Winnie the Pooh holds cultural significance for people all over the world. Many of us hearing the theme tune can’t help but sing along. Memories of playing pooh sticks on bridges on sunny afternoons come flooding back. To this day, a number of us will still have Winnie the Pooh paraphernalia dotted all over the place. If this is not your experience, let’s just say our upbringings were very different.
For those of you who did not have this wonderful version of childhood all is not lost. Although I’m not suggesting you go out and buy Winnie the Pooh toys for your adult self, it may not be such a ridiculous idea. The bear’s merchandise is now valued at up to £3.6bn a year. That’s not bad for a stuffed bear with a penchant for honey. Neither is it for the author, A.A. Milne, who famously based the stories on his own son’s imagined adventures with his teddy bear Winnie.

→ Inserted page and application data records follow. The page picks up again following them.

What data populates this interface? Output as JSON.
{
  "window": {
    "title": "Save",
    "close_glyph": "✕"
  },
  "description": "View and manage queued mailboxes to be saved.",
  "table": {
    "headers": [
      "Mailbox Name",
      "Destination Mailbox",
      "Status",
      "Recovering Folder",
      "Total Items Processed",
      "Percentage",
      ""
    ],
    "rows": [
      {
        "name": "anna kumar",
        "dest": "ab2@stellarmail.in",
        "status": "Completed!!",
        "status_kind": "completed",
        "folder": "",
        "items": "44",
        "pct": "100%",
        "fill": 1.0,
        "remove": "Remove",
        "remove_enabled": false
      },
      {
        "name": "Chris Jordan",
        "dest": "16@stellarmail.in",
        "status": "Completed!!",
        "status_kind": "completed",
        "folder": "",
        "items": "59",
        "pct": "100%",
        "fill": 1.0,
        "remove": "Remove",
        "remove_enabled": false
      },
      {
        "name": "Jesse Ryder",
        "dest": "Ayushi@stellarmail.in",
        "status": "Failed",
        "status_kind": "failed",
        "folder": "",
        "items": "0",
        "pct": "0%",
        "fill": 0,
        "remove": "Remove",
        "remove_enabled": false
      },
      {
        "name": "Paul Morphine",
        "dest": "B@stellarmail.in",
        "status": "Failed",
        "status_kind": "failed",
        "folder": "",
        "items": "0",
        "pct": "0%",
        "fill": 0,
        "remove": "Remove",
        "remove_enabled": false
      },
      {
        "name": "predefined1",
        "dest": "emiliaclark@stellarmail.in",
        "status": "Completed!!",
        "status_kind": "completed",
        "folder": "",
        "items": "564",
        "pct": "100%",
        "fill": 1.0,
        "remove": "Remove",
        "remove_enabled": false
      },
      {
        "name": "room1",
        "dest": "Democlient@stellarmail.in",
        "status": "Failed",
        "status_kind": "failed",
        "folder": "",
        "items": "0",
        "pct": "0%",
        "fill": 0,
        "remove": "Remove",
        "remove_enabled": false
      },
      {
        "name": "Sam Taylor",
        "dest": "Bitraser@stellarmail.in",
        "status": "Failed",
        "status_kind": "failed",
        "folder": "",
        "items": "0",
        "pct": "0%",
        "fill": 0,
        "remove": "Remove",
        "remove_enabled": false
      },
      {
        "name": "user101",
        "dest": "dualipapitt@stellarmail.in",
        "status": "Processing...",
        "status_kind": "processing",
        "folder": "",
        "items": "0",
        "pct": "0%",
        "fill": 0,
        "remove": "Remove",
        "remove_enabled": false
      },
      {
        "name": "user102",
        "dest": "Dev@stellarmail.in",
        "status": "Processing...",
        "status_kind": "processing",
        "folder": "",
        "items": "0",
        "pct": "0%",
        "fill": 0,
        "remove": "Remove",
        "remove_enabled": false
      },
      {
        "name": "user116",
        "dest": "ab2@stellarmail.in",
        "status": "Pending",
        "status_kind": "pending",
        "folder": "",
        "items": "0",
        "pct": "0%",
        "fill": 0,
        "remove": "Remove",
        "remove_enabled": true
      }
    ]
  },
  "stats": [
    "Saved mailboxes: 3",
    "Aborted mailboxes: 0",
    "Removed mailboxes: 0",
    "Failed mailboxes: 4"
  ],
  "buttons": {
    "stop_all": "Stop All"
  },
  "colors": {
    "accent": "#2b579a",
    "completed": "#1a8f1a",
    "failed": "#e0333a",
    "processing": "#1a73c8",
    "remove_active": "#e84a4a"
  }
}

You may be wondering why I have decided to dedicate a blog post to this ‘tubby little cubby all stuffed with fluff’. As the more adept of you may have realized I am one of those people who still have multiple Winnie-the-Pooh teddies scattered throughout her room, and, may or may not, continue to visit the 100 Acre Wood in Aldenham. This post, however, comes in a more timely and news-worthy fashion. The skull of the real Winnie the bear, who inspired the authors son, Christopher Robin, to name his own bear Winnie, is going on display at the Royal College of Surgeons Hunterian Museum. This is the first time the skull will be in use since it’s storage in the 1930s.

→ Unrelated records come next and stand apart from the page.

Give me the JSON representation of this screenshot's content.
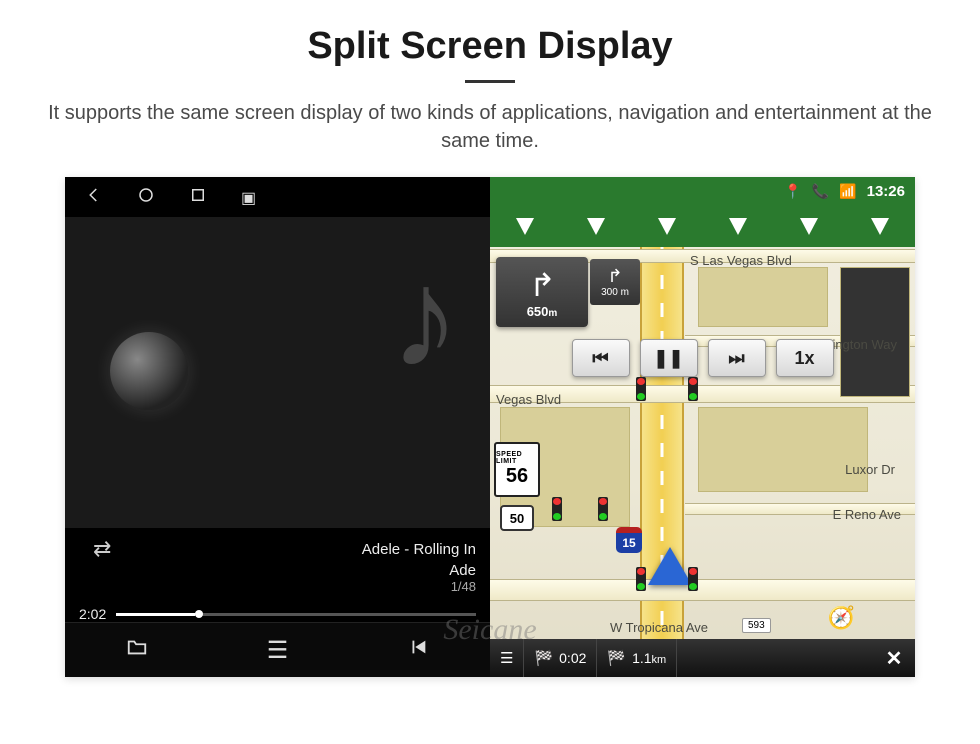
{
  "page": {
    "title": "Split Screen Display",
    "description": "It supports the same screen display of two kinds of applications, navigation and entertainment at the same time."
  },
  "statusbar": {
    "time": "13:26"
  },
  "music": {
    "track_title": "Adele - Rolling In",
    "artist": "Ade",
    "track_index": "1/48",
    "elapsed": "2:02"
  },
  "nav": {
    "turn_distance": "650",
    "turn_unit": "m",
    "next_turn_distance": "300",
    "next_turn_unit": "m",
    "speed_limit_label": "SPEED LIMIT",
    "speed_limit_value": "56",
    "route_number": "50",
    "interstate_number": "15",
    "speed_button": "1x",
    "streets": {
      "top": "S Las Vegas Blvd",
      "r1": "Duke Ellington Way",
      "r2": "Luxor Dr",
      "r3": "E Reno Ave",
      "l1": "Vegas Blvd",
      "bottom": "W Tropicana Ave",
      "bottom_badge": "593"
    },
    "bottom": {
      "eta": "0:02",
      "distance": "1.1",
      "distance_unit": "km"
    }
  },
  "watermark": "Seicane"
}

For those avid Winnie the Pooh fans, here’s a little history. Winnipeg the bear was purchased by a Canadian vet Harry Coleburn who enlisted in the army at the outset of World War One. When Capt Coleburn went to France with his regiment, (Winnipeg the bear had been the regiment mascot), Winnie was given to London Zoo where she remained until her death. At this time her skull was taken by the Royal College of Surgeons for research. It was during Winnie’s stay in London Zoo where Christopher Robin met Winnie and named his teddy after her; a teddy which would spark the imagination of a book series which was rated last year as the most popular children’s book of the last 150 years.
The resurfacing of the skull after so many years will thrill and scare off many Winnie fans in equal measure, I imagine. For those of us whose curiosity gets the better of us we can find full information about the Hunterian Museum here. I for one plan to make my way to meet the real Winnie. Until such time as I can get there I will be found humming the theme tune to Winnie the Pooh (if you don’t know it – listen here) which is now stuck in my head!